Section 194(1) deals with where an adult is to be treated as ordinarily resident, if the local authority which is responsible for meeting their needs for care and support makes arrangements for the adult to live in accommodation of a particular type. As a consequence of these arrangements, the adult may move to another area. In this situation, the effect of this provision is that the adult will be treated, for the purposes of SSWA 2014, as being ordinarily resident in the area of the local authority which made the arrangements (and not in the area to which they move).
Section 194(2) contains a power to make regulations on the types of accommodation to which this provision applies. The Care and Support (Ordinary Residence) (Specified Accommodation) (Wales) Regulations 2015 specify that section 194(1) will apply to care home accommodation. These provisions cover adults with care and support needs who are living in such accommodation in Wales.
Cross border placements
Where arrangements are made for the adult to be accommodated in England, Scotland or Northern Ireland, the provisions in Schedule 1 to the Care Act 2014 will apply. Guidance on cross border placements and the application of Schedule 1 is contained in Annex 2. Practice Guidance on cross border placements has been prepared by the Social Care Institute for Excellence (SCIE)
The provisions in Part 11 of SSWA 2014 Act on dispute resolution cover disputes between local authorities about ordinary residence, portability of care and support and provider failure under the 2014 Act. They also cover disputes about ordinary residence under Section 117 of the Mental Health Act 1983.
Section 195 makes provision for determining disputes between local authorities about ordinary residence for the purposes of SSWA 2014, or between a sending and a receiving authority about the application of section 56 of SSWA 2014 Act (portability of care and support). These provisions cover ordinary residence and disputes about ordinary residence and the portability of care and support between local authorities in Wales only.
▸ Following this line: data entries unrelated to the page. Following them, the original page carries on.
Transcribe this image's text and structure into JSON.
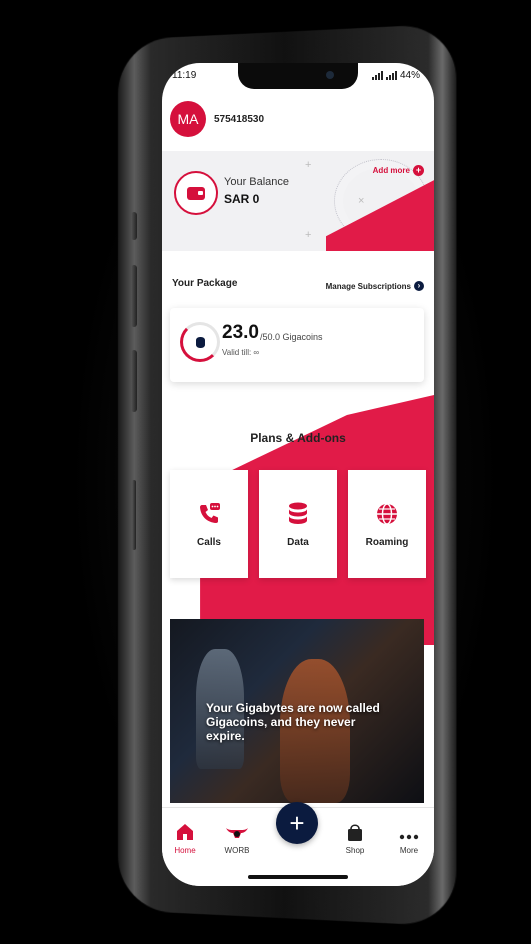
{
  "status_bar": {
    "time": "11:19",
    "battery": "44%"
  },
  "header": {
    "avatar_initials": "MA",
    "phone_number": "575418530"
  },
  "balance": {
    "label": "Your Balance",
    "value": "SAR 0",
    "add_more": "Add more"
  },
  "package": {
    "title": "Your Package",
    "manage_label": "Manage Subscriptions",
    "used": "23.0",
    "total": "/50.0 Gigacoins",
    "valid": "Valid till: ∞",
    "progress_fraction": 0.46
  },
  "plans": {
    "title": "Plans & Add-ons",
    "tiles": [
      {
        "label": "Calls",
        "icon": "phone-chat-icon"
      },
      {
        "label": "Data",
        "icon": "database-icon"
      },
      {
        "label": "Roaming",
        "icon": "globe-icon"
      }
    ]
  },
  "banner": {
    "text": "Your Gigabytes are now called Gigacoins, and they never expire."
  },
  "nav": {
    "items": [
      {
        "label": "Home",
        "icon": "home-icon"
      },
      {
        "label": "WORB",
        "icon": "bull-icon"
      },
      {
        "label": "",
        "icon": "plus-icon"
      },
      {
        "label": "Shop",
        "icon": "bag-icon"
      },
      {
        "label": "More",
        "icon": "dots-icon"
      }
    ]
  },
  "colors": {
    "brand": "#d5103c",
    "accent_red": "#e11b48",
    "navy": "#0b1b3f",
    "balance_bg": "#f1f1f3"
  }
}
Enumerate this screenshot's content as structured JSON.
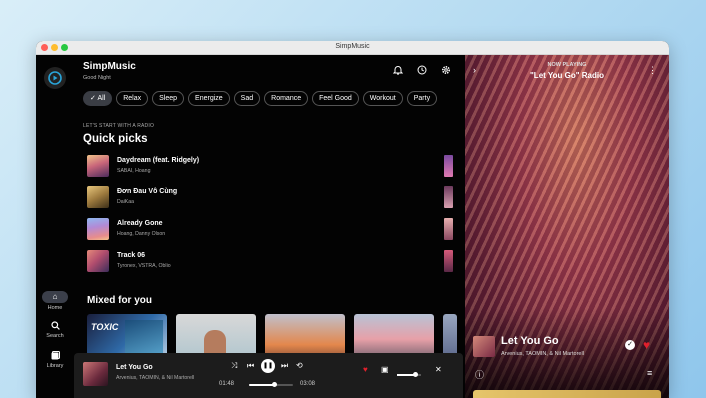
{
  "window": {
    "title": "SimpMusic"
  },
  "sidebar": {
    "items": [
      {
        "label": "Home",
        "icon": "home-icon"
      },
      {
        "label": "Search",
        "icon": "search-icon"
      },
      {
        "label": "Library",
        "icon": "library-icon"
      }
    ]
  },
  "header": {
    "app_name": "SimpMusic",
    "greeting": "Good Night"
  },
  "chips": [
    "All",
    "Relax",
    "Sleep",
    "Energize",
    "Sad",
    "Romance",
    "Feel Good",
    "Workout",
    "Party"
  ],
  "quick_picks": {
    "label": "LET'S START WITH A RADIO",
    "title": "Quick picks",
    "items": [
      {
        "title": "Daydream (feat. Ridgely)",
        "artist": "SABAI, Hoang"
      },
      {
        "title": "Đơn Đau Vô Cùng",
        "artist": "DaiKaa"
      },
      {
        "title": "Already Gone",
        "artist": "Hoang, Danny Olson"
      },
      {
        "title": "Track 06",
        "artist": "Tyronex, VSTRA, Oblio"
      }
    ]
  },
  "mixed_for_you": {
    "title": "Mixed for you",
    "first_card_text": "TOXIC"
  },
  "player": {
    "title": "Let You Go",
    "artist": "Arvenius, TAOMIN, & Nil Martorell",
    "elapsed": "01:48",
    "duration": "03:08",
    "progress": 0.57,
    "volume": 0.75
  },
  "now_playing": {
    "label": "NOW PLAYING",
    "playlist": "\"Let You Go\" Radio",
    "song": "Let You Go",
    "artist": "Arvenius, TAOMIN, & Nil Martorell"
  },
  "colors": {
    "accent": "#2aa4d8",
    "heart": "#e0202c",
    "chip_active": "#3a3d44"
  }
}
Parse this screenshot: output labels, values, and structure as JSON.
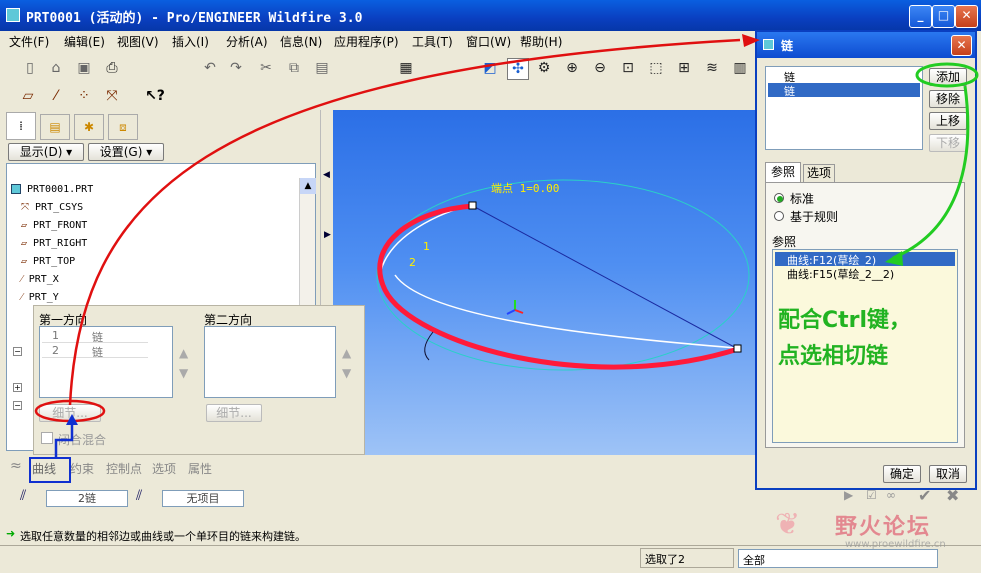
{
  "window": {
    "title": "PRT0001 (活动的) - Pro/ENGINEER Wildfire 3.0"
  },
  "menu": [
    "文件(F)",
    "编辑(E)",
    "视图(V)",
    "插入(I)",
    "分析(A)",
    "信息(N)",
    "应用程序(P)",
    "工具(T)",
    "窗口(W)",
    "帮助(H)"
  ],
  "left_tabs": {
    "show": "显示(D) ▾",
    "settings": "设置(G) ▾"
  },
  "tree": {
    "root": "PRT0001.PRT",
    "items": [
      "PRT_CSYS",
      "PRT_FRONT",
      "PRT_RIGHT",
      "PRT_TOP",
      "PRT_X",
      "PRT_Y"
    ]
  },
  "chain_panel": {
    "first_dir": "第一方向",
    "second_dir": "第二方向",
    "rows": [
      {
        "n": "1",
        "v": "链"
      },
      {
        "n": "2",
        "v": "链"
      }
    ],
    "details1": "细节...",
    "details2": "细节...",
    "closed_blend": "闭合混合"
  },
  "feature_tabs": [
    "曲线",
    "约束",
    "控制点",
    "选项",
    "属性"
  ],
  "dashboard": {
    "chains": "2链",
    "none": "无项目"
  },
  "viewport": {
    "annotation": "端点 1=0.00",
    "label1": "1",
    "label2": "2"
  },
  "dialog": {
    "title": "链",
    "list": [
      "链",
      "链"
    ],
    "add": "添加",
    "remove": "移除",
    "up": "上移",
    "down": "下移",
    "tabs": [
      "参照",
      "选项"
    ],
    "radio_standard": "标准",
    "radio_rule": "基于规则",
    "refs_label": "参照",
    "refs": [
      "曲线:F12(草绘_2)",
      "曲线:F15(草绘_2__2)"
    ],
    "annotation_line1": "配合Ctrl键，",
    "annotation_line2": "点选相切链",
    "ok": "确定",
    "cancel": "取消"
  },
  "status": {
    "message": "选取任意数量的相邻边或曲线或一个单环目的链来构建链。",
    "selected": "选取了2",
    "filter": "全部"
  },
  "watermark": {
    "text": "野火论坛",
    "url": "www.proewildfire.cn"
  }
}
Section 195(2) contains a power to make regulations governing the way such disputes are handled.
The Care and Support (Disputes about Ordinary Residence etc.) (Wales) Regulations 2015 specify the procedures which local authorities must follow in handling disputes about ordinary residence and portability of care and support.
Section 189(8) (on provider failure) provides that any dispute about the application of section 189 is to be determined under section 195 as if it were a dispute of the type mentioned in section 195(1). The regulations under section 195(2) therefore also apply to disputes about co-operation and about costs incurred under the temporary duty.
Section 117(4) of the Mental Health Act 1983 (as inserted by section 75 of the Care Act 2014) provides that where there is a dispute about where a person was ordinarily resident for the purpose of section 117(3), and the dispute is between local social services authorities in Wales, section 195 of SSWA 2014 applies to the dispute as it applies to a dispute about where a person was ordinarily resident for the purposes of SSWA 2014.
Code of practice
The regulations and the code of practice under Part 11 replace the statutory guidance on ordinary residence issued in 1993 (WOC 41/93 / LASS 5/133/10).
The code of practice contains guidance on how to determine the ordinary residence of a person.